In innovative fashion, ASU archivists are working to scan photographs and periodicals from Arizona’s LGBT+ history and upload them online.
Until now, the Bj Bud Memorial Archives, Arizona’s largest collection of LGBT+ history, have only been accessible to the public on ASU's Tempe campus. An online catalog exists to detail what is included in the collection, but now the records themselves will be available online.
Archivists began to scan and upload pieces from the collection this past February. While a portion of the archives are already uploaded, it won’t be until December that the 10,000+ images and periodicals are fully accessible to the public.
The project behind the uploads, called “Engaging, Educating, and Empowering: Developing Community-Driven Archival Collections,” was made possible after the Andrew W. Mellon Foundation provided ASU a $450,000 grant.
Nancy Godoy, an assistant archivist at ASU and the project's lead, said the project is unique on a national level because it works to educate and train community members to preserve history. The project does so by providing archival supplies, offering workshops and scanning materials for community members. She said there are no workshops planned yet, and that she is relying on organizations such as Phoenix Pride to sponsor such events in the future.
“There's still so much work to do, and that's why we're hoping the community can see what we have and then help fill in the blanks,” Godoy said.

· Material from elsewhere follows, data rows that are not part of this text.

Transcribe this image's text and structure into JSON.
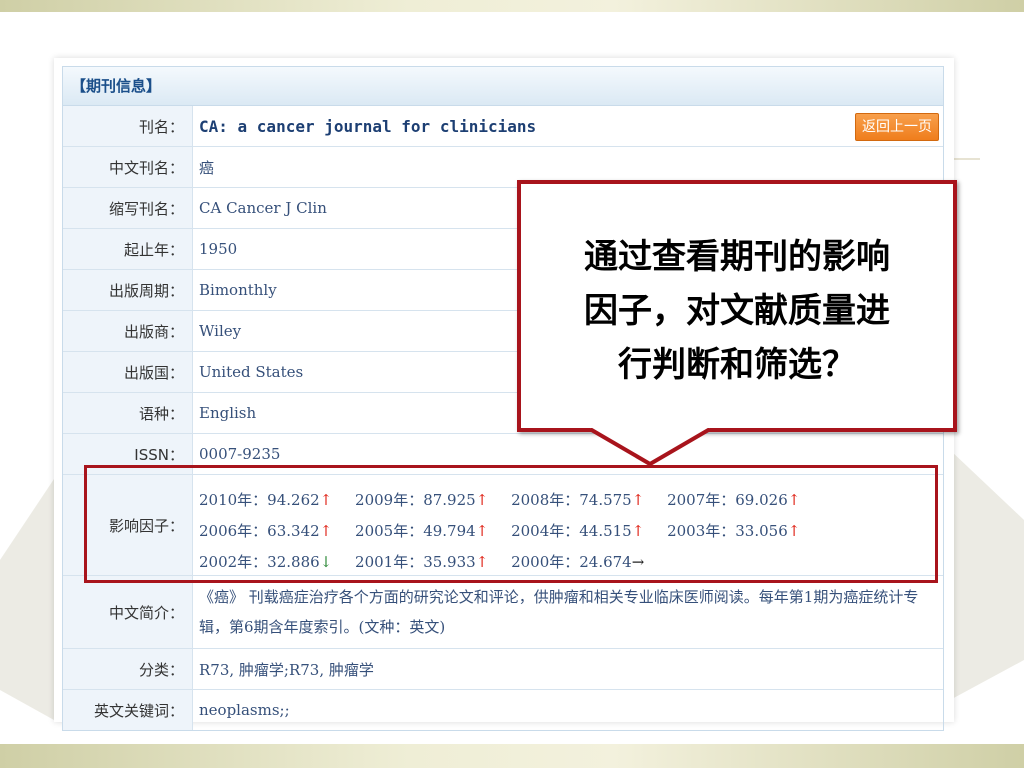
{
  "panel": {
    "header": "【期刊信息】",
    "back_button": "返回上一页",
    "rows": [
      {
        "label": "刊名：",
        "value": "CA: a cancer journal for clinicians"
      },
      {
        "label": "中文刊名：",
        "value": "癌"
      },
      {
        "label": "缩写刊名：",
        "value": "CA Cancer J Clin"
      },
      {
        "label": "起止年：",
        "value": "1950"
      },
      {
        "label": "出版周期：",
        "value": "Bimonthly"
      },
      {
        "label": "出版商：",
        "value": "Wiley"
      },
      {
        "label": "出版国：",
        "value": "United States"
      },
      {
        "label": "语种：",
        "value": "English"
      },
      {
        "label": "ISSN：",
        "value": "0007-9235"
      }
    ],
    "impact": {
      "label": "影响因子：",
      "items": [
        {
          "text": "2010年：94.262",
          "arrow": "↑"
        },
        {
          "text": "2009年：87.925",
          "arrow": "↑"
        },
        {
          "text": "2008年：74.575",
          "arrow": "↑"
        },
        {
          "text": "2007年：69.026",
          "arrow": "↑"
        },
        {
          "text": "2006年：63.342",
          "arrow": "↑"
        },
        {
          "text": "2005年：49.794",
          "arrow": "↑"
        },
        {
          "text": "2004年：44.515",
          "arrow": "↑"
        },
        {
          "text": "2003年：33.056",
          "arrow": "↑"
        },
        {
          "text": "2002年：32.886",
          "arrow": "↓"
        },
        {
          "text": "2001年：35.933",
          "arrow": "↑"
        },
        {
          "text": "2000年：24.674",
          "arrow": "→"
        }
      ]
    },
    "intro": {
      "label": "中文简介：",
      "value": "《癌》 刊载癌症治疗各个方面的研究论文和评论，供肿瘤和相关专业临床医师阅读。每年第1期为癌症统计专辑，第6期含年度索引。(文种：英文)"
    },
    "category": {
      "label": "分类：",
      "value": "R73, 肿瘤学;R73, 肿瘤学"
    },
    "keywords": {
      "label": "英文关键词：",
      "value": "neoplasms;;"
    }
  },
  "callout": {
    "line1": "通过查看期刊的影响",
    "line2": "因子，对文献质量进",
    "line3": "行判断和筛选？"
  },
  "colors": {
    "accent_red": "#a8141c",
    "button_orange": "#ef7d1c",
    "link_blue": "#1b4f8a"
  }
}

Godoy said that although the collection includes as much of Arizona's LGBT+ history as possible, it aims to be more inclusive by sharing the history of minorities within the LGBT+ community.
“Even though it’s named after a lesbian activist, the collection is very gay, white-male dominated,” Godoy said. “And so we need to make sure we include the voices of minority groups within historically marginalized communities as well.”

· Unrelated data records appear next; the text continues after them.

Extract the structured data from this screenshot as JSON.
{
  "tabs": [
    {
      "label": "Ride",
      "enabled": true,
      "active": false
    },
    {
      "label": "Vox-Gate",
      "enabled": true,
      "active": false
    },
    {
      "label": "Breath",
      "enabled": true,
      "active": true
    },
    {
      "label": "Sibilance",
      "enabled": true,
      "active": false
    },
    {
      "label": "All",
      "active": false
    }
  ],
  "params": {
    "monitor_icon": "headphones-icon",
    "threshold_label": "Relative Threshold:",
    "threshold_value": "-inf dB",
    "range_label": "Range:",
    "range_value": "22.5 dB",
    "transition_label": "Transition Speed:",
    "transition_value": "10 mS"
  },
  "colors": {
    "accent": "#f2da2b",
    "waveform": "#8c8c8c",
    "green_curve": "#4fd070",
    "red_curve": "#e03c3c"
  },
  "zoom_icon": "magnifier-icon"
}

Along with scanning photographs and periodicals, the project is also compiling and uploading audio interviews with people who can share Arizona’s unrecorded LGBT+ history and is considering uploading videos as well.
Marshall Shore, Phoenix's "hip historian” and project manager for the Arizona LGBT+ History Project, said the interviews are important because they share the oral history of Arizona’s LGBT+ community that would otherwise be lost.
“We really only have gay periodicals since the mid '70s,” Shore said. “So anything before that winds up being oral history because there's no other way for it to exist.”
Shore said it’s important to record oral history as quickly as possible because many of the people who can tell it are aging.
“Bill Laybourne recently passed away, and in the early '70s, he was instrumental in getting gay culture kickstarted here in Arizona,” Shore said. “He just passed away about a month or two ago, and we were able to do an oral history with him about two weeks before he passed.”
Shore said it’s essential to preserve Arizona's LGBT+ history because many people aren't aware it exists.
“Just realizing that the Southwest and Arizona do have a queer history — that's actually quite important in terms of the overall country,” Shore said.
As the archives continue to grow, Shore said it’s important for the community to realize that people are the best source of information.
“We want people to realize there's going to be these really great resources up online, and that there's the opportunity to add more to it as well,” he said.
Anali Perry, scholarly communication librarian for the ASU Library, worked with Godoy and other archivists to determine which materials in the collection had copyright barriers that might hinder uploading.
“With the Bj Bud Memorial Archives, these are voices that have traditionally been erased or not paid attention to,” she said. “And when you don't have access to these people's lived experiences, it's easy to continue to view them as being other, or not mainstream, or not worth paying attention to.”
She said part of her work focuses on advocating for equitable access to information, and that uploading the Bj Bud Memorial Archives plays an important role in making more people aware of the history of LGBT+ people.
"Having audio recordings of people talking or of people singing is always more powerful, and it speaks to us as humans," Perry said.
She said an important part of these archives going digital and interviews and videos being included is so people can see a face and name attached to the history.
"You have actual people that you can relate to and see that these are people that lived and existed and laughed and played and cried, just like I do," Perry said. "And it makes that very real human connection."